How to complete this task:
Retyping the records exactly, down to the last line, is the whole job.

** Extracted information follows **

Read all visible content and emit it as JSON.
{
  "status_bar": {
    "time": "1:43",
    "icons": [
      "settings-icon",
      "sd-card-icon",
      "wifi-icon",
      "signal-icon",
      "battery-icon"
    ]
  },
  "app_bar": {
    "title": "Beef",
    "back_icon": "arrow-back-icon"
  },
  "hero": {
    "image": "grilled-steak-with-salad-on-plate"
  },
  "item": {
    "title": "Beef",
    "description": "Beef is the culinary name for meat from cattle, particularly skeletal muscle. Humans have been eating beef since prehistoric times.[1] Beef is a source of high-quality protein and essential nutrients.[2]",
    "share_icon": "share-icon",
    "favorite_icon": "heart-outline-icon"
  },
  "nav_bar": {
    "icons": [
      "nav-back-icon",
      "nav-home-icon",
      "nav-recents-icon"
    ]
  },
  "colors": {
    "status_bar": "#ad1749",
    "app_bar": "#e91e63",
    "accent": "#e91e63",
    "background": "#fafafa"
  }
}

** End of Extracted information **

Worked solution:
Read all visible content and emit it as JSON.
{
  "status_bar": {
    "time": "1:43",
    "icons": [
      "settings-icon",
      "sd-card-icon",
      "wifi-icon",
      "signal-icon",
      "battery-icon"
    ]
  },
  "app_bar": {
    "title": "Beef",
    "back_icon": "arrow-back-icon"
  },
  "hero": {
    "image": "grilled-steak-with-salad-on-plate"
  },
  "item": {
    "title": "Beef",
    "description": "Beef is the culinary name for meat from cattle, particularly skeletal muscle. Humans have been eating beef since prehistoric times.[1] Beef is a source of high-quality protein and essential nutrients.[2]",
    "share_icon": "share-icon",
    "favorite_icon": "heart-outline-icon"
  },
  "nav_bar": {
    "icons": [
      "nav-back-icon",
      "nav-home-icon",
      "nav-recents-icon"
    ]
  },
  "colors": {
    "status_bar": "#ad1749",
    "app_bar": "#e91e63",
    "accent": "#e91e63",
    "background": "#fafafa"
  }
}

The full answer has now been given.